**Work to be completed**
Copy all lines below containing "coyote".

**Available data**
↓
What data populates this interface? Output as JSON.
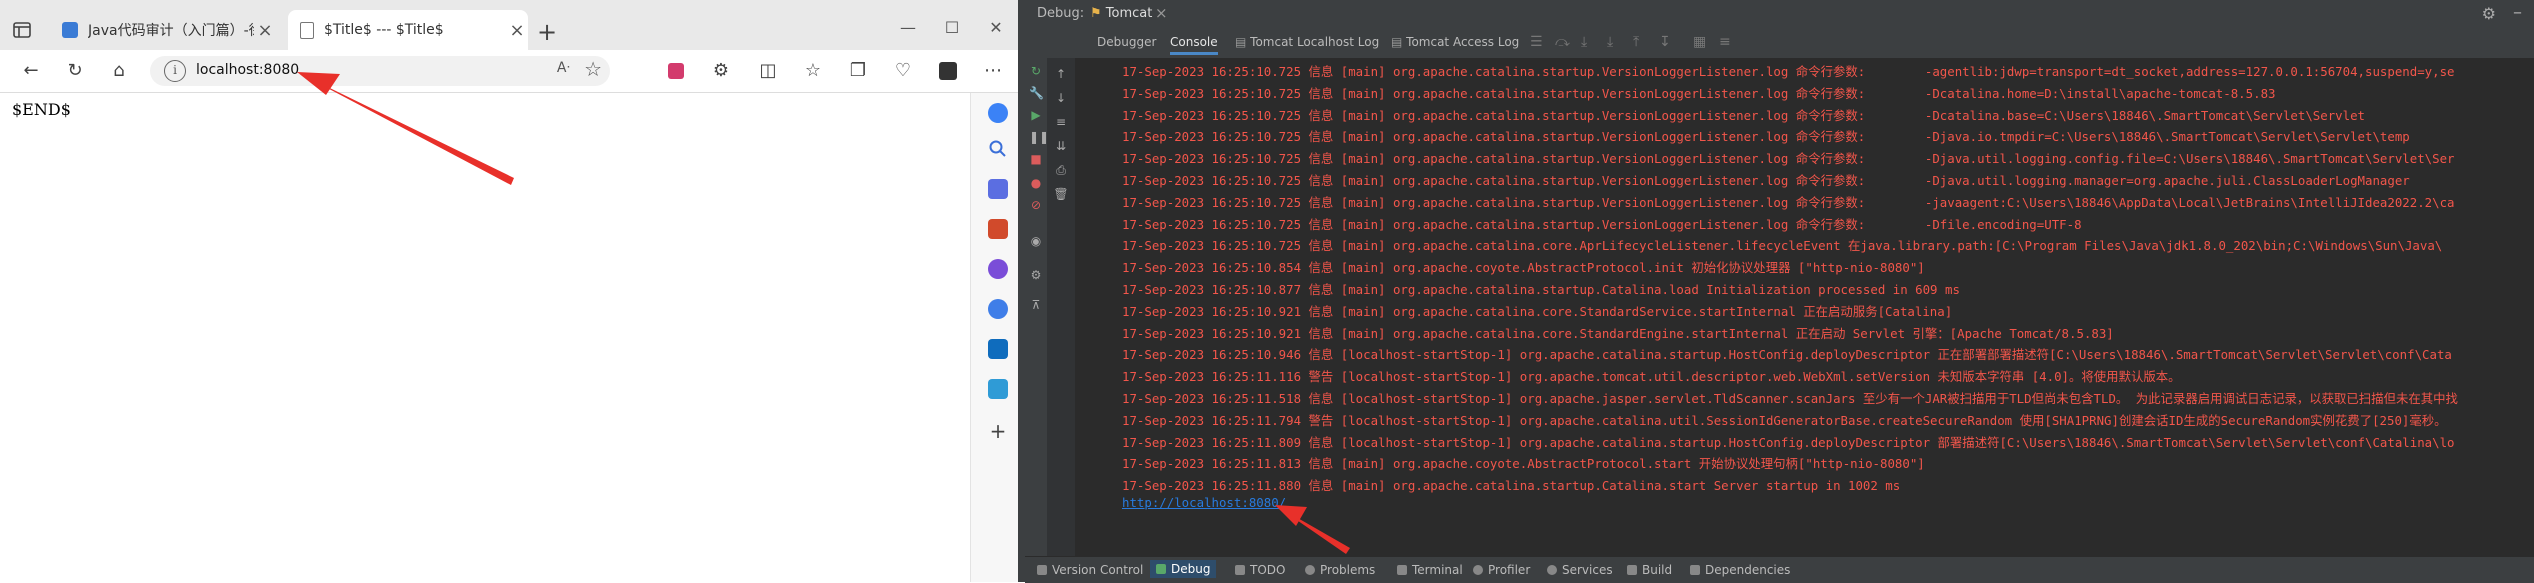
{
  "browser": {
    "tabs": [
      {
        "title": "Java代码审计（入门篇）-徐焱主",
        "active": false
      },
      {
        "title": "$Title$ --- $Title$",
        "active": true
      }
    ],
    "address": "localhost:8080",
    "page_content": "$END$"
  },
  "ide": {
    "window_title": "Debug:",
    "run_config": "Tomcat",
    "subtabs": [
      "Debugger",
      "Console",
      "Tomcat Localhost Log",
      "Tomcat Access Log"
    ],
    "console_lines": [
      "17-Sep-2023 16:25:10.725 信息 [main] org.apache.catalina.startup.VersionLoggerListener.log 命令行参数:        -agentlib:jdwp=transport=dt_socket,address=127.0.0.1:56704,suspend=y,se",
      "17-Sep-2023 16:25:10.725 信息 [main] org.apache.catalina.startup.VersionLoggerListener.log 命令行参数:        -Dcatalina.home=D:\\install\\apache-tomcat-8.5.83",
      "17-Sep-2023 16:25:10.725 信息 [main] org.apache.catalina.startup.VersionLoggerListener.log 命令行参数:        -Dcatalina.base=C:\\Users\\18846\\.SmartTomcat\\Servlet\\Servlet",
      "17-Sep-2023 16:25:10.725 信息 [main] org.apache.catalina.startup.VersionLoggerListener.log 命令行参数:        -Djava.io.tmpdir=C:\\Users\\18846\\.SmartTomcat\\Servlet\\Servlet\\temp",
      "17-Sep-2023 16:25:10.725 信息 [main] org.apache.catalina.startup.VersionLoggerListener.log 命令行参数:        -Djava.util.logging.config.file=C:\\Users\\18846\\.SmartTomcat\\Servlet\\Ser",
      "17-Sep-2023 16:25:10.725 信息 [main] org.apache.catalina.startup.VersionLoggerListener.log 命令行参数:        -Djava.util.logging.manager=org.apache.juli.ClassLoaderLogManager",
      "17-Sep-2023 16:25:10.725 信息 [main] org.apache.catalina.startup.VersionLoggerListener.log 命令行参数:        -javaagent:C:\\Users\\18846\\AppData\\Local\\JetBrains\\IntelliJIdea2022.2\\ca",
      "17-Sep-2023 16:25:10.725 信息 [main] org.apache.catalina.startup.VersionLoggerListener.log 命令行参数:        -Dfile.encoding=UTF-8",
      "17-Sep-2023 16:25:10.725 信息 [main] org.apache.catalina.core.AprLifecycleListener.lifecycleEvent 在java.library.path:[C:\\Program Files\\Java\\jdk1.8.0_202\\bin;C:\\Windows\\Sun\\Java\\",
      "17-Sep-2023 16:25:10.854 信息 [main] org.apache.coyote.AbstractProtocol.init 初始化协议处理器 [\"http-nio-8080\"]",
      "17-Sep-2023 16:25:10.877 信息 [main] org.apache.catalina.startup.Catalina.load Initialization processed in 609 ms",
      "17-Sep-2023 16:25:10.921 信息 [main] org.apache.catalina.core.StandardService.startInternal 正在启动服务[Catalina]",
      "17-Sep-2023 16:25:10.921 信息 [main] org.apache.catalina.core.StandardEngine.startInternal 正在启动 Servlet 引擎：[Apache Tomcat/8.5.83]",
      "17-Sep-2023 16:25:10.946 信息 [localhost-startStop-1] org.apache.catalina.startup.HostConfig.deployDescriptor 正在部署部署描述符[C:\\Users\\18846\\.SmartTomcat\\Servlet\\Servlet\\conf\\Cata",
      "17-Sep-2023 16:25:11.116 警告 [localhost-startStop-1] org.apache.tomcat.util.descriptor.web.WebXml.setVersion 未知版本字符串 [4.0]。将使用默认版本。",
      "17-Sep-2023 16:25:11.518 信息 [localhost-startStop-1] org.apache.jasper.servlet.TldScanner.scanJars 至少有一个JAR被扫描用于TLD但尚未包含TLD。 为此记录器启用调试日志记录，以获取已扫描但未在其中找",
      "17-Sep-2023 16:25:11.794 警告 [localhost-startStop-1] org.apache.catalina.util.SessionIdGeneratorBase.createSecureRandom 使用[SHA1PRNG]创建会话ID生成的SecureRandom实例花费了[250]毫秒。",
      "17-Sep-2023 16:25:11.809 信息 [localhost-startStop-1] org.apache.catalina.startup.HostConfig.deployDescriptor 部署描述符[C:\\Users\\18846\\.SmartTomcat\\Servlet\\Servlet\\conf\\Catalina\\lo",
      "17-Sep-2023 16:25:11.813 信息 [main] org.apache.coyote.AbstractProtocol.start 开始协议处理句柄[\"http-nio-8080\"]",
      "17-Sep-2023 16:25:11.880 信息 [main] org.apache.catalina.startup.Catalina.start Server startup in 1002 ms"
    ],
    "server_url": "http://localhost:8080/",
    "statusbar": [
      "Version Control",
      "Debug",
      "TODO",
      "Problems",
      "Terminal",
      "Profiler",
      "Services",
      "Build",
      "Dependencies"
    ]
  },
  "colors": {
    "log_text": "#f2564b",
    "link": "#287bde",
    "arrow": "#e8302a",
    "ide_bg": "#2b2b2b"
  }
}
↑
**Response to this task**
      "17-Sep-2023 16:25:10.854 信息 [main] org.apache.coyote.AbstractProtocol.init 初始化协议处理器 [\"http-nio-8080\"]",
      "17-Sep-2023 16:25:11.813 信息 [main] org.apache.coyote.AbstractProtocol.start 开始协议处理句柄[\"http-nio-8080\"]",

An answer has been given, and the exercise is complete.